The competition in Denmark drew fare more attention than such events do in Canada, said Weppler, noting crowds lined the field “six or seven deep” with youngsters hoisted on shoulders to watch.

“You never see that here.”

An example of the “extreme interest” in plowing overseas was the attendance at the Republic of Ireland national match, held a few weeks before the world competition.

“The Irish match had over 281,000 visitors, the biggest on record,” said Weppler.

Outside of competition, Weppler joined other participants in two days of planned excursions in Denmark which included touring a lighthouse, a 950-cow dairy farm, and a trip to the northern tip of Denmark, where the Black Sea meets the North Sea.

“It was quite an amazing thing,” said Weppler, adding that the Danish people were “extremely hospitable.”

Because he was in Denmark when the 2015 IPM in Finch, Ontario began, Weppler didn’t compete for the Canadian title this year.

However, he plans to compete on home turf at next year’s IPM in Minto, where a strong showing would qualify him for the Canadian championships in 2017. A win there would put Weppler back on the world stage in time for the 2018 Match in Germany. The following year, the match will be in the U.S.

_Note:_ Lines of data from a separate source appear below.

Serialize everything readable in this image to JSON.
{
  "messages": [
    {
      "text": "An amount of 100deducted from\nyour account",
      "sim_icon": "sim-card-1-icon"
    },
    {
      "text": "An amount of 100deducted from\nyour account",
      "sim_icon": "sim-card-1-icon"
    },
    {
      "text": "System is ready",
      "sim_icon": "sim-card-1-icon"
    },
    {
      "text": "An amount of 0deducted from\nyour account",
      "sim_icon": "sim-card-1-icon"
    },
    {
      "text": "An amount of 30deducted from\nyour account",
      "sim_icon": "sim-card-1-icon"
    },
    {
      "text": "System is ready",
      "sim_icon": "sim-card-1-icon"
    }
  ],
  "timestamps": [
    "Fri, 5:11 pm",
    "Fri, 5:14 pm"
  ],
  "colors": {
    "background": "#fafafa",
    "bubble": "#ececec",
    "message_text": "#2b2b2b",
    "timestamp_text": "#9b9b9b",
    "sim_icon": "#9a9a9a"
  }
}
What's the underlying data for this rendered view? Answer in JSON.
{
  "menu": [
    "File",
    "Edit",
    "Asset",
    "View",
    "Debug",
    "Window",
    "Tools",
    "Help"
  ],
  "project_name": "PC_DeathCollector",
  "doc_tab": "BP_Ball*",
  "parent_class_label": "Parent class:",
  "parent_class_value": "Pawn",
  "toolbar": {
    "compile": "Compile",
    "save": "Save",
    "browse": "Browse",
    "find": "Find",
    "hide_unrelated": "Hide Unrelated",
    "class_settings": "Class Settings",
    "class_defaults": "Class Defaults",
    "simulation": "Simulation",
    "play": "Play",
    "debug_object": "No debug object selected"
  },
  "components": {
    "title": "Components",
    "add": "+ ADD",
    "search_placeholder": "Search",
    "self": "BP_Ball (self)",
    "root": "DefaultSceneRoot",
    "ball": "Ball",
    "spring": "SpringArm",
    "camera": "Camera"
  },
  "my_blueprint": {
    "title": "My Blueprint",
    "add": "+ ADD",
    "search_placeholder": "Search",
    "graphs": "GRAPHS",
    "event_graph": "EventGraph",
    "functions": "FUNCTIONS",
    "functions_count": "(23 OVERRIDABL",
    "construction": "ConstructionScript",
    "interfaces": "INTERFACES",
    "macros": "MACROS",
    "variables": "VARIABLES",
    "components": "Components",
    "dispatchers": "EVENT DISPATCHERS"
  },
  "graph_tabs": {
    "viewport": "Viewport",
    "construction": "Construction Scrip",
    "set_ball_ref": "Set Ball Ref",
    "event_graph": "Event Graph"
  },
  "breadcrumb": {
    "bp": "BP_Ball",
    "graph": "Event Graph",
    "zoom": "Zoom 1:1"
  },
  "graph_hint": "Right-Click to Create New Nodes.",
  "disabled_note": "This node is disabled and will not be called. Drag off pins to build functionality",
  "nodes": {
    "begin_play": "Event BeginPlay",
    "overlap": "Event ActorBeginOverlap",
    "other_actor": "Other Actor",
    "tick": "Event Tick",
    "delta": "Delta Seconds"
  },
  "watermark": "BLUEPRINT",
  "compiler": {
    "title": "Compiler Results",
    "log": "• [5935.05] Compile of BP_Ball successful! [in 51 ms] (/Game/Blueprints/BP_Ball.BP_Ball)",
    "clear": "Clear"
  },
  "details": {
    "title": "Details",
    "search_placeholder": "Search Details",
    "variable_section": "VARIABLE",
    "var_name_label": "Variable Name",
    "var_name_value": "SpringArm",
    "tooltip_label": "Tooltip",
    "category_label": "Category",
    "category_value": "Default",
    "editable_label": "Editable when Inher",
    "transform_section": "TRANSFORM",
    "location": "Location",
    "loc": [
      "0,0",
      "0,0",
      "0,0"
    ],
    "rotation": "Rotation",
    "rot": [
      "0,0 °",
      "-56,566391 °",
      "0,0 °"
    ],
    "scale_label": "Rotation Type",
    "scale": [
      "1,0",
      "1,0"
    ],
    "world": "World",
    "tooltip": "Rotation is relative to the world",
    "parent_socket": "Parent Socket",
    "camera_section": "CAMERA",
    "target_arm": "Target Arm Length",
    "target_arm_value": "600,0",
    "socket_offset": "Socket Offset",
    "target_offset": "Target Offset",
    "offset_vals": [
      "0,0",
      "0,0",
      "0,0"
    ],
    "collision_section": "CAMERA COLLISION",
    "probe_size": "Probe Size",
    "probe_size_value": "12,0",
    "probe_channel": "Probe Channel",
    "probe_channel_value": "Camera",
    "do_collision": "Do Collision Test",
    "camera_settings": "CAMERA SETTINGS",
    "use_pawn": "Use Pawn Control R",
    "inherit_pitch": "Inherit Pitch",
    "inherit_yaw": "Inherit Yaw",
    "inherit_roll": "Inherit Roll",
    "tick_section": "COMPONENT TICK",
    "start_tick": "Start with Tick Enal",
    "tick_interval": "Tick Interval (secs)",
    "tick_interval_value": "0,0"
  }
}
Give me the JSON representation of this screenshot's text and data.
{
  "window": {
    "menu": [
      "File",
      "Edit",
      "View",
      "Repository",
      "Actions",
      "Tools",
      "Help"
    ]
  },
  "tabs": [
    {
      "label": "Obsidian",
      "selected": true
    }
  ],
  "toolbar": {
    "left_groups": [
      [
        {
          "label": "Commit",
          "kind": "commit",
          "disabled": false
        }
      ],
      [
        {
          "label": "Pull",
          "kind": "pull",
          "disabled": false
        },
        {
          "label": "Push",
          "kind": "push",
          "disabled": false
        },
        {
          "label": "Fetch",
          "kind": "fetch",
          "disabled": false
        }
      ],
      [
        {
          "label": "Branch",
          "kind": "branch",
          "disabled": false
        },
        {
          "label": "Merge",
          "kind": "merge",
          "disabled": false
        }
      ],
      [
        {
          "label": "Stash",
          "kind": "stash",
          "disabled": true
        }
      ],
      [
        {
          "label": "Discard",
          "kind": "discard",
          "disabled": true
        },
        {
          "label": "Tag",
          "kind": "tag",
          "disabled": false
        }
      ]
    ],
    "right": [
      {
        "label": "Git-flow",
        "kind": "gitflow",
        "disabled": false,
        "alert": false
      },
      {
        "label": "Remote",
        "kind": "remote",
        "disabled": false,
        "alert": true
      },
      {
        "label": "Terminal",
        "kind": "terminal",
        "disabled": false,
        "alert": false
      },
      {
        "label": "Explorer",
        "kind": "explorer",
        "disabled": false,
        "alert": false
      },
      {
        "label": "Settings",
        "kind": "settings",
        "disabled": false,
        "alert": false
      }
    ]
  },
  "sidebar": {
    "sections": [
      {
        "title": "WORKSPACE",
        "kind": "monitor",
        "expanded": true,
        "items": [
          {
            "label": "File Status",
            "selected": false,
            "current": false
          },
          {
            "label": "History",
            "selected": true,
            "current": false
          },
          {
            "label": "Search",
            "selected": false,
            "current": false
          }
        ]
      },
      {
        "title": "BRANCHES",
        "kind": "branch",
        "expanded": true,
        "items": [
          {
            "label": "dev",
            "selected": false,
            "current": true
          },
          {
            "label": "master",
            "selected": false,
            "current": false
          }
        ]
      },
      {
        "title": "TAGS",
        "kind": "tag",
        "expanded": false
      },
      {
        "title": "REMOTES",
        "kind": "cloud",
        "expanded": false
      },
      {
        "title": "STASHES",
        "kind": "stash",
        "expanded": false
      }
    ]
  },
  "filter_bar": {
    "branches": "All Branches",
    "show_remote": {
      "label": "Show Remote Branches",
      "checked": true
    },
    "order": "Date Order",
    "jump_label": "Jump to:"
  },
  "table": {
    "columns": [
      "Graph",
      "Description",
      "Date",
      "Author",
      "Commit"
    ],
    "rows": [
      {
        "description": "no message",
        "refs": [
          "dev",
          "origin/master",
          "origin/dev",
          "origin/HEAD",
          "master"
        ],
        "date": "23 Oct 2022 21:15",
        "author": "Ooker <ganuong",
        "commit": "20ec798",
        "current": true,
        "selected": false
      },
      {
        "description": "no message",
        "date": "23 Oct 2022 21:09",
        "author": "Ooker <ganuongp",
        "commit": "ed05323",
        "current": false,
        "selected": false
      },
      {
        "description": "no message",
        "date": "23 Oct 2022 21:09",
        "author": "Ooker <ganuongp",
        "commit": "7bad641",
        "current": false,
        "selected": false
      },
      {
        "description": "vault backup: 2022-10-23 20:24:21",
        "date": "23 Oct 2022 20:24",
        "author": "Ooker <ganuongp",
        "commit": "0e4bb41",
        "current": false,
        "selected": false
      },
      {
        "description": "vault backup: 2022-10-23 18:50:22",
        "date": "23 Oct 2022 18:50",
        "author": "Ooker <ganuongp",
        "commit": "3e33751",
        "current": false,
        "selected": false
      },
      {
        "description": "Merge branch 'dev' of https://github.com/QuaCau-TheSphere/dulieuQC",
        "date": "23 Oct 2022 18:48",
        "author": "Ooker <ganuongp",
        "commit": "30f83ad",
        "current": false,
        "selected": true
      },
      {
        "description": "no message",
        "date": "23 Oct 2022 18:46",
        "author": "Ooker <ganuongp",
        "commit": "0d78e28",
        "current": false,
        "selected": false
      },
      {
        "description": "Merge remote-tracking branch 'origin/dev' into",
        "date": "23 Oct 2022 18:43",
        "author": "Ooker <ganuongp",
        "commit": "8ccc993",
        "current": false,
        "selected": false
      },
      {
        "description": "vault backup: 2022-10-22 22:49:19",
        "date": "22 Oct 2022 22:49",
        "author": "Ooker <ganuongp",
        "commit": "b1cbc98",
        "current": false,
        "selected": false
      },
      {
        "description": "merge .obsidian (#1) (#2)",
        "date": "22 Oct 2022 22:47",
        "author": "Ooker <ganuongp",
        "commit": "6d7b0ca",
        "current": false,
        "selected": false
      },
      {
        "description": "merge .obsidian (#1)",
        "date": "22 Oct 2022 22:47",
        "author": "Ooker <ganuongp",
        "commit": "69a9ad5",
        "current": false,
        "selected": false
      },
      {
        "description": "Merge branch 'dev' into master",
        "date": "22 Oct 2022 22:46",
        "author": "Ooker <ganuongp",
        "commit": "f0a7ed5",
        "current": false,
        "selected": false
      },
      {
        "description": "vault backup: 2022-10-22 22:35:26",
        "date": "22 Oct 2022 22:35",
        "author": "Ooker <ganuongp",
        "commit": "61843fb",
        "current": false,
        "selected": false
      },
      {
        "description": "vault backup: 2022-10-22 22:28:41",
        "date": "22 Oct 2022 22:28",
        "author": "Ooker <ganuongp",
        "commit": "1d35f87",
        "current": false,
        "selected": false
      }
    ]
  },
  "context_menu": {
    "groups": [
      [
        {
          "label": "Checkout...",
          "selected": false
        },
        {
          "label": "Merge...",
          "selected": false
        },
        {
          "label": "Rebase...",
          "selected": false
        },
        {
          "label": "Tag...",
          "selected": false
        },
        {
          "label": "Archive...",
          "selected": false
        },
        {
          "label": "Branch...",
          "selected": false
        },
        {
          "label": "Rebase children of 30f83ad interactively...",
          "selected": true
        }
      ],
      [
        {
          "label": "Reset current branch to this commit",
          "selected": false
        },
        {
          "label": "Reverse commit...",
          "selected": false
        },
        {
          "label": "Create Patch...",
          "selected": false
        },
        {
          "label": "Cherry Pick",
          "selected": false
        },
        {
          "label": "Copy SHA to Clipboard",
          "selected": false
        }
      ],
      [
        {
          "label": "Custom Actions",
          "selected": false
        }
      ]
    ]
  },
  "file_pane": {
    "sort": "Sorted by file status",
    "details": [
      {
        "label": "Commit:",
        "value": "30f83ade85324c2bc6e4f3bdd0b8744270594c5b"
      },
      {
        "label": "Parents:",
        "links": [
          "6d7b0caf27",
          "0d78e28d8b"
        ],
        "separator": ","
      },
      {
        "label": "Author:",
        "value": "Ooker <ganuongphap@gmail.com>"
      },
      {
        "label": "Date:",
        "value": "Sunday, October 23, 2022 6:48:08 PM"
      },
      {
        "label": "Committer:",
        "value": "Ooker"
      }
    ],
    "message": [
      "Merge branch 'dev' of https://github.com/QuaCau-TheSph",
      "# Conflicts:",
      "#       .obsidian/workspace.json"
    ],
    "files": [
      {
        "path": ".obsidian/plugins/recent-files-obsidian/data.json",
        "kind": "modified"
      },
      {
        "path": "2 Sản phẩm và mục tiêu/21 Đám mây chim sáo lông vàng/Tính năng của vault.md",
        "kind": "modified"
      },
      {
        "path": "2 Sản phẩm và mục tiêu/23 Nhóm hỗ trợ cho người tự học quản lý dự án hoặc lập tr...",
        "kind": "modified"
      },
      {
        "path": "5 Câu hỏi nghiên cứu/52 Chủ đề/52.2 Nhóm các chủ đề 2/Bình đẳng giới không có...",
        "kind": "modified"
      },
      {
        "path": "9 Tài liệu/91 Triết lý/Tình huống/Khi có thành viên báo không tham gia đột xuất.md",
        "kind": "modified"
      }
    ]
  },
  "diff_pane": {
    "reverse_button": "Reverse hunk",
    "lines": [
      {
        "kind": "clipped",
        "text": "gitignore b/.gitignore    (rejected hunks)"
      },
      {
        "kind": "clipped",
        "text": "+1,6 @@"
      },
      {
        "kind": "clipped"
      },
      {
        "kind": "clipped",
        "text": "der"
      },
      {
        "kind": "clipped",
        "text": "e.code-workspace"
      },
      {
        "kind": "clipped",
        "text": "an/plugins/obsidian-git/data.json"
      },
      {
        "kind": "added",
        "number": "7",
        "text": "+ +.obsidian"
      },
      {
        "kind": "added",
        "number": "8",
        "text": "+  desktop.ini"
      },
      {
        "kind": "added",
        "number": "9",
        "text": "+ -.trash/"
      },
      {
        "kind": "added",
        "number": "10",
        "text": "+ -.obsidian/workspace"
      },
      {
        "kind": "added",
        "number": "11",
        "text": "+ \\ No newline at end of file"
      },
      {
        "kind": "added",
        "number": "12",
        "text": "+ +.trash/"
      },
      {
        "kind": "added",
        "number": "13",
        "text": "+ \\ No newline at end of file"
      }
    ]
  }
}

“If I could get down there, that would be cool too,” he said. No matter where the plowing is being done, Weppler is now confident he can till with the best.

“There’s little bit of luck involved too – and a lot of praying – and you can go a long way,” he said.

Editor’s note: Weppler is featured on the Advertiser’s 2016 calendar, now available at the paper’s Fergus office.